[Entries supplied Boundary: Start]
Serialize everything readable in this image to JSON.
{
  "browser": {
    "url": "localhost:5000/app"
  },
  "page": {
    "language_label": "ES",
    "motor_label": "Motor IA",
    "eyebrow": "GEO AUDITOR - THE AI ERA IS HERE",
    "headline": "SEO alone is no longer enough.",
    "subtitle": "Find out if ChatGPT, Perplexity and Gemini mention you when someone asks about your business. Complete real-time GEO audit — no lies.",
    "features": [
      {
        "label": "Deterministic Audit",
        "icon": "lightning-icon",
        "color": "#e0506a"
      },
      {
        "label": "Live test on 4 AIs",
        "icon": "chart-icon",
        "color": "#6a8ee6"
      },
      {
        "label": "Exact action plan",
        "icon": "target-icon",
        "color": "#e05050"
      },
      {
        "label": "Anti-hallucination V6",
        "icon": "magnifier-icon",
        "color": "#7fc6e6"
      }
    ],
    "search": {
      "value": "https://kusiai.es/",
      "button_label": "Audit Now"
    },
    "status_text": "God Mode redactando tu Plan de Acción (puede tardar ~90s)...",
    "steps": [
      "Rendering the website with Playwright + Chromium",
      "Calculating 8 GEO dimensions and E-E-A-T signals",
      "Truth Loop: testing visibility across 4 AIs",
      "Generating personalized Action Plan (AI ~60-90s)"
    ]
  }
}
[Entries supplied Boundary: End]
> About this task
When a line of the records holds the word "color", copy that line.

> Solution
        "color": "#e0506a"
        "color": "#6a8ee6"
        "color": "#e05050"
        "color": "#7fc6e6"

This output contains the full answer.